> EXERCISE DETAILS
Restate the entries word for word, leaving nothing out.

> DATA SECTION
--- --- ---
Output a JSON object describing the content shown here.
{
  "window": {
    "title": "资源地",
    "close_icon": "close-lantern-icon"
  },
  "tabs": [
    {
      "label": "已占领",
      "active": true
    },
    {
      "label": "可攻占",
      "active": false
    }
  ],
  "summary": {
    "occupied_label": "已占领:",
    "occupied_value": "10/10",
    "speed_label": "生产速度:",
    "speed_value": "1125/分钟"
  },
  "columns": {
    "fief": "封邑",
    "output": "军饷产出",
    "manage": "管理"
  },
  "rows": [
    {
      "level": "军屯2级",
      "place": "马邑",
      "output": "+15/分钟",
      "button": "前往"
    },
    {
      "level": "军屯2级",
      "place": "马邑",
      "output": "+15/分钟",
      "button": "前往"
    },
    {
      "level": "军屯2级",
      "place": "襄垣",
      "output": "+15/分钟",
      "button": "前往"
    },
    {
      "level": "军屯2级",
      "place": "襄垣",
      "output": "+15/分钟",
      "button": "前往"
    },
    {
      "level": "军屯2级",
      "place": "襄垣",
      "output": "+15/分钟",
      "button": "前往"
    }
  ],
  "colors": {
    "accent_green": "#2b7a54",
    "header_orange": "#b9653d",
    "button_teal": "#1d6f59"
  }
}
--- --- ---
> FINISHED EXERCISE
Output a JSON object describing the content shown here.
{
  "window": {
    "title": "资源地",
    "close_icon": "close-lantern-icon"
  },
  "tabs": [
    {
      "label": "已占领",
      "active": true
    },
    {
      "label": "可攻占",
      "active": false
    }
  ],
  "summary": {
    "occupied_label": "已占领:",
    "occupied_value": "10/10",
    "speed_label": "生产速度:",
    "speed_value": "1125/分钟"
  },
  "columns": {
    "fief": "封邑",
    "output": "军饷产出",
    "manage": "管理"
  },
  "rows": [
    {
      "level": "军屯2级",
      "place": "马邑",
      "output": "+15/分钟",
      "button": "前往"
    },
    {
      "level": "军屯2级",
      "place": "马邑",
      "output": "+15/分钟",
      "button": "前往"
    },
    {
      "level": "军屯2级",
      "place": "襄垣",
      "output": "+15/分钟",
      "button": "前往"
    },
    {
      "level": "军屯2级",
      "place": "襄垣",
      "output": "+15/分钟",
      "button": "前往"
    },
    {
      "level": "军屯2级",
      "place": "襄垣",
      "output": "+15/分钟",
      "button": "前往"
    }
  ],
  "colors": {
    "accent_green": "#2b7a54",
    "header_orange": "#b9653d",
    "button_teal": "#1d6f59"
  }
}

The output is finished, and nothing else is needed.